These amazing activities may enhance the natural environment for additional pleasure but I hope the numbers participating don’t ruin what Mother Nature created in this wonderland.
Don’t be overly impressed with the low airfares because meals, drinks, lodging and activities will more than make up for those! The prices in Hawaii seem very affordable when compared to Iceland. Disclaimer: I loved it despite the prices! And does anyone know where I can buy Smjorbutter in the USA?
Iceland is proud of their fables and folklore including the tale of how Iceland and Greenland were inaptly named. But to be clear, Iceland in winter has plenty of ice and snow covering its wonderland.
Thankfully I toured the country without the abundance of tourists that visit during the summer. And I was even more excited that my small group had so much of this unbelievable winterscape to ourselves. The various activities were most memorable and breathtaking, from the beauty, the cold and our exertion. We hiked with our gripons firmly in place along the Kalda River and the next day through a geothermal valley with views of the largest lake, Thingvallavatn.

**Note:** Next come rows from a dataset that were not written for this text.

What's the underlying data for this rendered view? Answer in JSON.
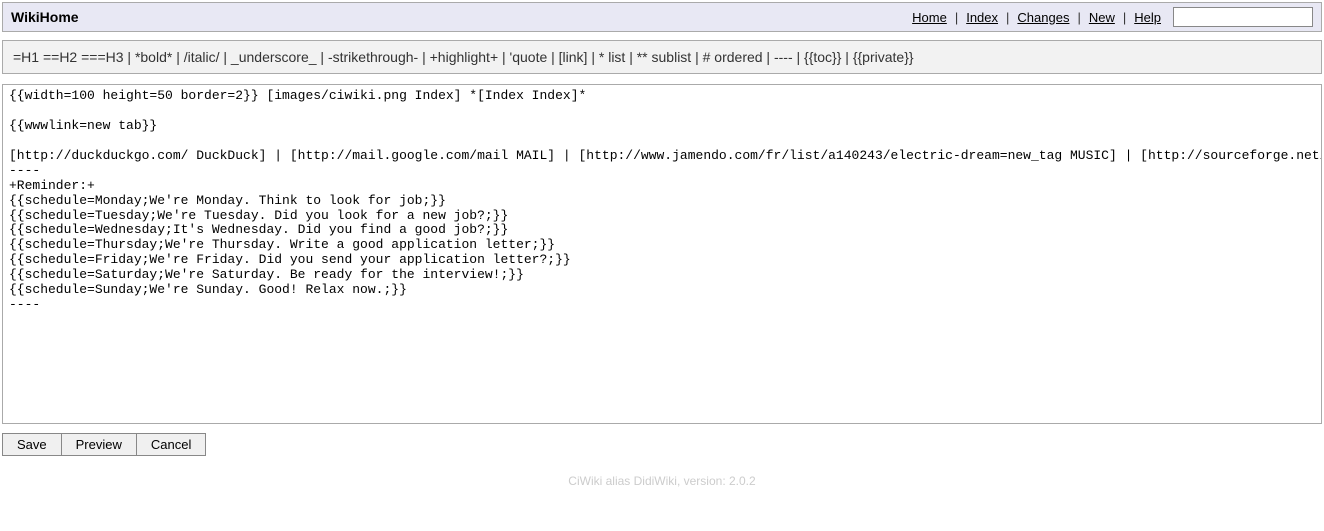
{
  "header": {
    "title": "WikiHome",
    "nav": {
      "home": "Home",
      "index": "Index",
      "changes": "Changes",
      "new": "New",
      "help": "Help"
    },
    "nav_sep": "|",
    "search_value": ""
  },
  "syntax_hint": "=H1 ==H2 ===H3 | *bold* | /italic/ | _underscore_ | -strikethrough- | +highlight+ | 'quote | [link] | * list | ** sublist | # ordered | ---- | {{toc}} | {{private}}",
  "editor_content": "{{width=100 height=50 border=2}} [images/ciwiki.png Index] *[Index Index]*\n\n{{wwwlink=new tab}}\n\n[http://duckduckgo.com/ DuckDuck] | [http://mail.google.com/mail MAIL] | [http://www.jamendo.com/fr/list/a140243/electric-dream=new_tag MUSIC] | [http://sourceforge.net/ SourceForge]\n----\n+Reminder:+\n{{schedule=Monday;We're Monday. Think to look for job;}}\n{{schedule=Tuesday;We're Tuesday. Did you look for a new job?;}}\n{{schedule=Wednesday;It's Wednesday. Did you find a good job?;}}\n{{schedule=Thursday;We're Thursday. Write a good application letter;}}\n{{schedule=Friday;We're Friday. Did you send your application letter?;}}\n{{schedule=Saturday;We're Saturday. Be ready for the interview!;}}\n{{schedule=Sunday;We're Sunday. Good! Relax now.;}}\n----",
  "buttons": {
    "save": "Save",
    "preview": "Preview",
    "cancel": "Cancel"
  },
  "footer": "CiWiki alias DidiWiki, version: 2.0.2"
}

We even spent some time at the beach…watching the waves crash and eyeing the islands close by that host a special festival in June. I’m told that this is almost mandatory for Icelanders. Their music and art scene are very much alive along with incredible love of their horses.

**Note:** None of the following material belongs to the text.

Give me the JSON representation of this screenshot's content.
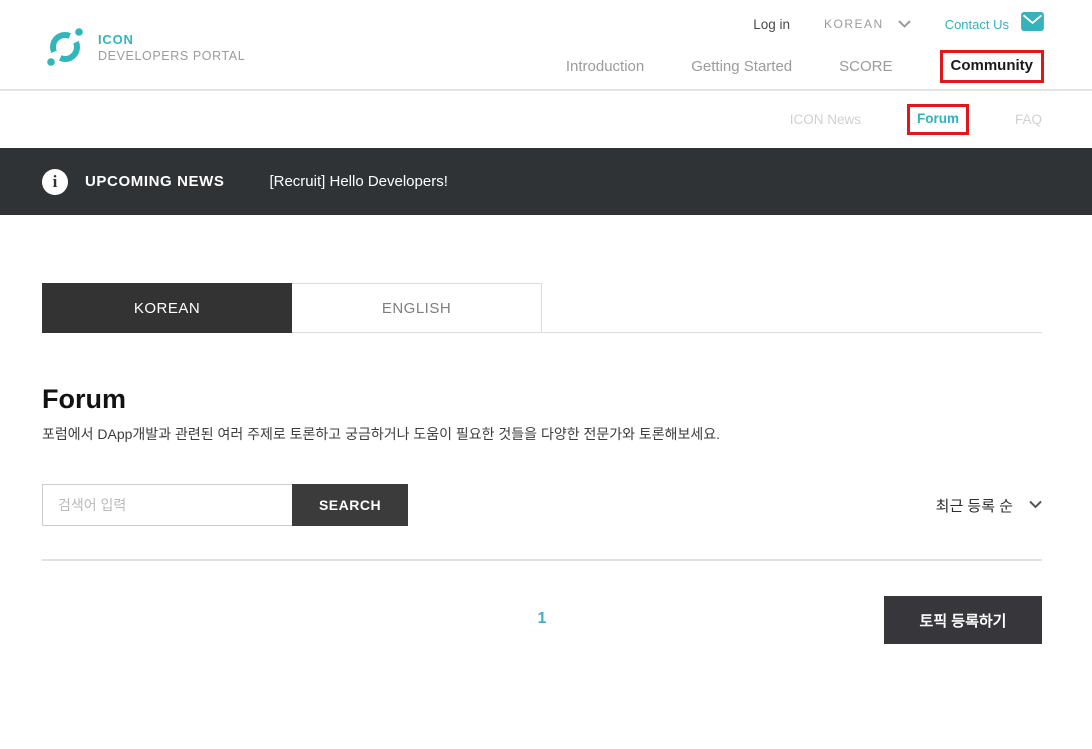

I was thrilled to finally put on snowshoes a couple of days later when we explored the Gifjokull Glacier and the Eyjafjallajokull Volcano (pronounced with a fake Iceland accent “hey I forgot my yogurt”).
Next came the crampons when we scaled the frozen landscapes of Solheimajokul Glacier, with a most experienced guide who knew where the deep holes were and how to avoid them. And one could not leave this country without a visit to the Blue Lagoon.
I would be remiss if I didn’t mention the cuisine, especially the butter and yogurt! Oh, and the lava salt!!! Thanks Backroads for another wonderful adventure!
Those poor little devils are dying of cancer. Apparently it is transmitted to others probably through biting (they are ferocious) and it can kill them in about a year’s time. Authorities are trying to breed them in captivity to save the species.
I went to visit one of these sites and was quite impressed with their efforts. Fortunately, I was also able to see kangaroos, wallabies and various native birds.
The history of Tasmania includes many stories of prisoners sent from the UK who proceeded to modernize the country with bridges, buildings and towns. Of particular interest was Port Arthur, a World Heritage site. It supposedly was inescapable, much like Alcatraz, and was called a model prison with convicts as young as 9 years old. However, in spite of the school and work opportunities it was known to be extremely harsh. Remains of many of the buildings remain as well as the graveyard on a separate island.
The landscapes of Tasmania are beautiful with many hiking treks and touristy spots including chocolate and cheese stores, wineries and many handicrafts.
An update on my five new countries visited in 2017: only 2 of them did not have a McDonald’s ! (Maldives and Haiti) I was surprised to discover that Cuba has one on the Guantanamo Base which is open only to their staff. To round out the five, Kuwait has 75 of them and Malta has 10….four countries that I have visited in the past have closed theirs: Bermuda, Jamaica, Montenegro and Macedonia. And it looks like at least 4 out of the 5 I hope to visit in 2018 also have none….Iceland, Uganda, Rwanda and the DRC.
While McDonald’s has never been my first choice for dining in a new country, I have to say on a couple of occasions they saved me. Once in Japan on a limited budget they were one of the few places I could afford and another time almost 20 years ago in Australia when I wasn’t yet weaned on drip coffee and needed a large cup.
Why McDonald’s and not Starbucks? While both are ubiquitous Starbucks is on track to be bigger but not yet!